Thursday, 2 February 2012
Freeman's Wood: Can it be saved?
As we reported last month, Lancastrians have reacted angrily to the news that Freeman's Wood near the Lune Industrial Estate - long open to the public and popular with walkers, bikers and bird watchers - has been fenced off by landowners The Property Trust, a Bermuda-based company headed by a Hong Kong businessman, who have lodged an objection against the TPO.
Lancaster City Council has issued the following statement to Virtual-Lancaster:
"Lancaster City Council has received a formal objection in relation to Tree Preservation Order no 496 (2011), which affects trees to the west of Luneside Industrial Estate and the area known locally as Freeman's Wood.
"The city council will examine the objection in accordance with its procedures. In the event that the objection is not withdrawn then the usual process involves the consideration of the Tree Preservation Order, and the nature of the objection to it, at a specially-convened Appeals Committee. This would resolve whether the Tree Preservation Order can be confirmed without modification, or whether it can be confirmed with modification, or whether it should not be confirmed at all. A date has yet to be set for the Appeals Committee."
Local councillor Jon Barry is one of several now organising a campagn to prevent any development, and has appealed for proof that former landowners, Willamson's, who used the land as a tip, gave the land to the people of the Marsh estate.
One option - although one tried in other areas with mixed results - is to give support to the Council's Tree Preservation Orders on the Freeman's Wood woodland, which were granted just after the fence went up.
This is vitally important if locals want to save the site as woodland as, otherwise, the owners can simply clear it and destroy all the habitat in one foul swoop.
If you know this area, campaigners are appealing to users to please write in and say that you support the TPO order:
"For example, individuals or groups may wish to express their support detailing how they use the area in general, what they 'feel' about the woodland and the value and enjoyment that they believe it brings to the locality.
"Wildlife value is obviously important, and should be mentioned if that is what is believed to be the case. However, TPOs are served with amenity value and the enjoyment of the public in mind.
"Visual appearance, greening, screening, character of an area, potential longevity, scarcity, or rarity are all factors that may apply in any given situation; wildlife value is 'an also ran' if you will, it cannot be a sole reason for serving a TPO, though it is a wider consideration."
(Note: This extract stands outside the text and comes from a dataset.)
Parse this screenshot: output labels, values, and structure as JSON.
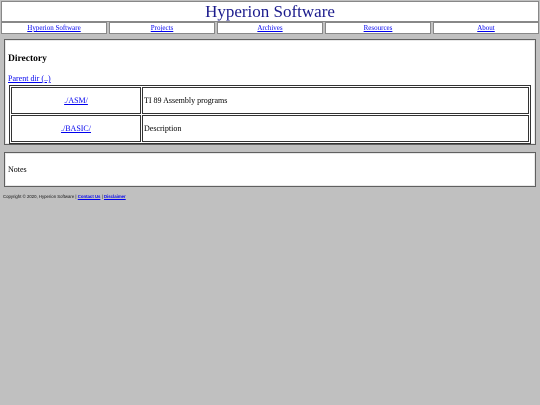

• You should address your email or letter to Maxine Knagg, Tree Officer, Lancaster City Council. Send your email to email@example.com and head it TPO 496 (2011)